**To do**
Show the lines below where "grid" occurs.

**Dataset records**
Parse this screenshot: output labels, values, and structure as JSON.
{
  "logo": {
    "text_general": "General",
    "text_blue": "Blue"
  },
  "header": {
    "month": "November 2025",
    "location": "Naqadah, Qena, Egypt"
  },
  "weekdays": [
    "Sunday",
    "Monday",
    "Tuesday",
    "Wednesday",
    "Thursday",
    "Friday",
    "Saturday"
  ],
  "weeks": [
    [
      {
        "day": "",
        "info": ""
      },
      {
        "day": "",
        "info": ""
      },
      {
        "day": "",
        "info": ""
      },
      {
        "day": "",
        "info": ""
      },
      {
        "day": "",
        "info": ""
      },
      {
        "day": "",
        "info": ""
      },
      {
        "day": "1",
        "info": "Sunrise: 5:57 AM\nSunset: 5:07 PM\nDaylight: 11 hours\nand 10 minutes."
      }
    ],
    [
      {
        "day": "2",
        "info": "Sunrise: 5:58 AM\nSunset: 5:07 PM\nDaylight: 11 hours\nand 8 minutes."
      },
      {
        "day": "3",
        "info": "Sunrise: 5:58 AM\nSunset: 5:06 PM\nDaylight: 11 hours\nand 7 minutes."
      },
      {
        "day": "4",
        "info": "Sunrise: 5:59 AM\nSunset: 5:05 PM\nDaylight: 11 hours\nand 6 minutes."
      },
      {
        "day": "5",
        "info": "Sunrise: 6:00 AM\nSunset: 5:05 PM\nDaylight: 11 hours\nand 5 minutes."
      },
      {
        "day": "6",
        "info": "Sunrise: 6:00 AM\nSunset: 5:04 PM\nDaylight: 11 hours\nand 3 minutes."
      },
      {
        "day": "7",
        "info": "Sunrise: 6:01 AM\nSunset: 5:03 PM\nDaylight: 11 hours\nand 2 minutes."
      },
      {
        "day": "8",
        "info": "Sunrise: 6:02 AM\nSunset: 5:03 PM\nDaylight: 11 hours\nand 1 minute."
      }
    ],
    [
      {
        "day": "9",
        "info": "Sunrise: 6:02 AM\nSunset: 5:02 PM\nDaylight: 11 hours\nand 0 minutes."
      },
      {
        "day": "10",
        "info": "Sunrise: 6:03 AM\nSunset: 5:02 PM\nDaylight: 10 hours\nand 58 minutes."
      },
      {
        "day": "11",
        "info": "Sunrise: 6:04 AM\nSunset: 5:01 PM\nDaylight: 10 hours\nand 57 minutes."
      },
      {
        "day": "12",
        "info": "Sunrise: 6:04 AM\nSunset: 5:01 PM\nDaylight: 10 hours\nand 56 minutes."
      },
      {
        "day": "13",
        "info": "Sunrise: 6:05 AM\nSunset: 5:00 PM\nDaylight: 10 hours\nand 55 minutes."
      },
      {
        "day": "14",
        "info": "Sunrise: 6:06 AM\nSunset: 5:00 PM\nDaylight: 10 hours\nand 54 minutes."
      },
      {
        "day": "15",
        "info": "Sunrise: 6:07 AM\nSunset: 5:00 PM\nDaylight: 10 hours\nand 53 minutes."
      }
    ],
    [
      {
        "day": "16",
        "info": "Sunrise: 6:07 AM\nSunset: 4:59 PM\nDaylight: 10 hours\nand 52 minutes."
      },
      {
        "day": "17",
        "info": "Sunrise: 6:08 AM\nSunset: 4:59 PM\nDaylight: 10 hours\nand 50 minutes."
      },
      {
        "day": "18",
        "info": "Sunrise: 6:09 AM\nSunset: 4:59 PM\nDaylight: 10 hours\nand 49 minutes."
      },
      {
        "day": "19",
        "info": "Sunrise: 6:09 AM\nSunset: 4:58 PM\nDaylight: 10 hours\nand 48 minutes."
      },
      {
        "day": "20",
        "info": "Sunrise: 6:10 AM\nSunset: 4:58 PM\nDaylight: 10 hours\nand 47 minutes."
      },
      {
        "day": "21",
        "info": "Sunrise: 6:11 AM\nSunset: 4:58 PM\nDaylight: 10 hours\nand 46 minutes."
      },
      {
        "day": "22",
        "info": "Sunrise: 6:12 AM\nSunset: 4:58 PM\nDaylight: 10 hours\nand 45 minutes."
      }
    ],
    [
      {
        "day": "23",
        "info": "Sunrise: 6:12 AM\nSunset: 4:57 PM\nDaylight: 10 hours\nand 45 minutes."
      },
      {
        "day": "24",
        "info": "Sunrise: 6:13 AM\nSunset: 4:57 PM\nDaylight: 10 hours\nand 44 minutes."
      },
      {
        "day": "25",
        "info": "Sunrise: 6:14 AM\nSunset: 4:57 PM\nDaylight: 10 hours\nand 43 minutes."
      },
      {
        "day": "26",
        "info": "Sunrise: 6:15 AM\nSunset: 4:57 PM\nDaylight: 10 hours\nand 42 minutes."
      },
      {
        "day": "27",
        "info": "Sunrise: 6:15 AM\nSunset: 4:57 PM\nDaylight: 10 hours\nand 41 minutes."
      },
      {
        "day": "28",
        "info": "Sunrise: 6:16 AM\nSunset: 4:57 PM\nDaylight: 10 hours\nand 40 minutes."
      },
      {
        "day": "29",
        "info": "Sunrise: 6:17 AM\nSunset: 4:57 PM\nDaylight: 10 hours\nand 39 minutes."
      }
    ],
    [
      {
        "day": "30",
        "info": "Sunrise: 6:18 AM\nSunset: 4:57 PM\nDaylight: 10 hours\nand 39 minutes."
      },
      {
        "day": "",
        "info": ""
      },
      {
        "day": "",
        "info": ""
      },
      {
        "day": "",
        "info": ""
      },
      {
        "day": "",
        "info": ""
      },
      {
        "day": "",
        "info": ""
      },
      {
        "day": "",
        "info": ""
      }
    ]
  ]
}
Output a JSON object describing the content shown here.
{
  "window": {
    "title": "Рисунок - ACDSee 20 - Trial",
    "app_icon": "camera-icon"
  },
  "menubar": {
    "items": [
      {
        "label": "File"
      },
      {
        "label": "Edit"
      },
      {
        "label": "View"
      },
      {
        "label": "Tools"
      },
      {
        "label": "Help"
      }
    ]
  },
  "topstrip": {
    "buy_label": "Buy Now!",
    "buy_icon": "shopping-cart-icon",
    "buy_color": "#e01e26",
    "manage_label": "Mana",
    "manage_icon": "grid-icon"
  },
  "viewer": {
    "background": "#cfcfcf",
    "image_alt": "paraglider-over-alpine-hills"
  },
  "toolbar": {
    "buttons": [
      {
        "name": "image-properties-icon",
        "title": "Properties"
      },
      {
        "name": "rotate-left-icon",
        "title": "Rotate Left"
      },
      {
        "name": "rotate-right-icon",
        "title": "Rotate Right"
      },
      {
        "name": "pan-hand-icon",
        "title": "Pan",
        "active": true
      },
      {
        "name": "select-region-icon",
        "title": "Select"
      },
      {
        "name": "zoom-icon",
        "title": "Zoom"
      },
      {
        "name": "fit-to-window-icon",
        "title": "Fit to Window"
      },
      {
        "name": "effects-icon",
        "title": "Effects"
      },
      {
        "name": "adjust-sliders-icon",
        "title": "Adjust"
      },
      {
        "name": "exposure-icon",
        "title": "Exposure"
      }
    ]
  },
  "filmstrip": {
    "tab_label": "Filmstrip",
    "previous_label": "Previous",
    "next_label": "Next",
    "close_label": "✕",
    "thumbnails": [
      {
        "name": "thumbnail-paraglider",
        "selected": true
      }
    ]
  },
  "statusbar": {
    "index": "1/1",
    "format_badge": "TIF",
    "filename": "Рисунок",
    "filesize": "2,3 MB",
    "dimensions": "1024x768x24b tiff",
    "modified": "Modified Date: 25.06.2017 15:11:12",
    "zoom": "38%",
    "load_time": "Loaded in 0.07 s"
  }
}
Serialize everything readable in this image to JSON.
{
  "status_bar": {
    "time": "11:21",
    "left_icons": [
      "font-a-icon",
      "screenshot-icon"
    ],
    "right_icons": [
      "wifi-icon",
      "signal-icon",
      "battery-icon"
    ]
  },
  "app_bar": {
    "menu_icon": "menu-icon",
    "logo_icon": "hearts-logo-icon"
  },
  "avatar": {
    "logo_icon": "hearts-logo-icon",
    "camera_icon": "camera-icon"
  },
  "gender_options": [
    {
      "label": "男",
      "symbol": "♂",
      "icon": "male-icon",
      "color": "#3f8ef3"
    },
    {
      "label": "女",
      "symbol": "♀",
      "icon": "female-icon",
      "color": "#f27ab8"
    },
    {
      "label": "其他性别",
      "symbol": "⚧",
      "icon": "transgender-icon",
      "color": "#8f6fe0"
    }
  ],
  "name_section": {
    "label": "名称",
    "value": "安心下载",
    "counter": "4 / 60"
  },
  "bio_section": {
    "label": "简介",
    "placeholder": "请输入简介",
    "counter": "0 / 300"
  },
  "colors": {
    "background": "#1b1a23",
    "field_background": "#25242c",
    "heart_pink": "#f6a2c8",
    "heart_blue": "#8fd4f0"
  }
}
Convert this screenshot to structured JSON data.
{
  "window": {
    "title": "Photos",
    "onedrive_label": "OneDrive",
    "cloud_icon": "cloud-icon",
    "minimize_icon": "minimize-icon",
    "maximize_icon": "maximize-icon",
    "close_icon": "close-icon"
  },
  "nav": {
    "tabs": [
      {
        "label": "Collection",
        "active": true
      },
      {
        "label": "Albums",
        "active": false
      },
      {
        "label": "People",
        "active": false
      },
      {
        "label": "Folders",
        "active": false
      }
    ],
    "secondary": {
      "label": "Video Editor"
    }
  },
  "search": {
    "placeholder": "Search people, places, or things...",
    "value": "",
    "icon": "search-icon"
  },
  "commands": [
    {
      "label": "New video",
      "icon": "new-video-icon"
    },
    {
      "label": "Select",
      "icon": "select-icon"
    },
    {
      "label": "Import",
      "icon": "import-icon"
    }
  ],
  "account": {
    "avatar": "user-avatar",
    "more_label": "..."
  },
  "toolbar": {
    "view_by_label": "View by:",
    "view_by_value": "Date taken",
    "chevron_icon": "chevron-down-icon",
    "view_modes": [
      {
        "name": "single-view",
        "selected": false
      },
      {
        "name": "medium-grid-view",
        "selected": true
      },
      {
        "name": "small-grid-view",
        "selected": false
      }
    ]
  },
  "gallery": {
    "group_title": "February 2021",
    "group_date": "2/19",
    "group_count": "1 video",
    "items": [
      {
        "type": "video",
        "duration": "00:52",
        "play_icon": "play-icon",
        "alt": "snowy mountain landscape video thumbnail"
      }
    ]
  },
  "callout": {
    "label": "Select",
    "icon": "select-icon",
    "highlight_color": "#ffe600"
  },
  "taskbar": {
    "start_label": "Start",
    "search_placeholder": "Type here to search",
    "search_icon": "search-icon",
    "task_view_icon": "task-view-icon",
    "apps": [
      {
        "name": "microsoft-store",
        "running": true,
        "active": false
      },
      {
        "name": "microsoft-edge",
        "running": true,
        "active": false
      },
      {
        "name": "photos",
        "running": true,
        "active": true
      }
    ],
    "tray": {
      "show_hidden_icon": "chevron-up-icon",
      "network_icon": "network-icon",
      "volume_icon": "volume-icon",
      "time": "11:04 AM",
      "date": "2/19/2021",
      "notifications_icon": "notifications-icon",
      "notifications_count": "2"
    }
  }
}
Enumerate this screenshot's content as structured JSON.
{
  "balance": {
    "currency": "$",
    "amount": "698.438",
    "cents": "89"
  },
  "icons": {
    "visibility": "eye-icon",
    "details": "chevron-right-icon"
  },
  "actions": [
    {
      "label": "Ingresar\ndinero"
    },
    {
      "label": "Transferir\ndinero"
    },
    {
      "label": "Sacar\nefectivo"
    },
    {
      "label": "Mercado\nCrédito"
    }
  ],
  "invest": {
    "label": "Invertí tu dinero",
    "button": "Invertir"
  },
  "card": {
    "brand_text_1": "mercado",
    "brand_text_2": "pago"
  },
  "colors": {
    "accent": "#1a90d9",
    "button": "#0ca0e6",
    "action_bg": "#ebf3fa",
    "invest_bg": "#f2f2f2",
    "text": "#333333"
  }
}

**Result**
    "manage_icon": "grid-icon"
        "name": "medium-grid-view",
        "name": "small-grid-view",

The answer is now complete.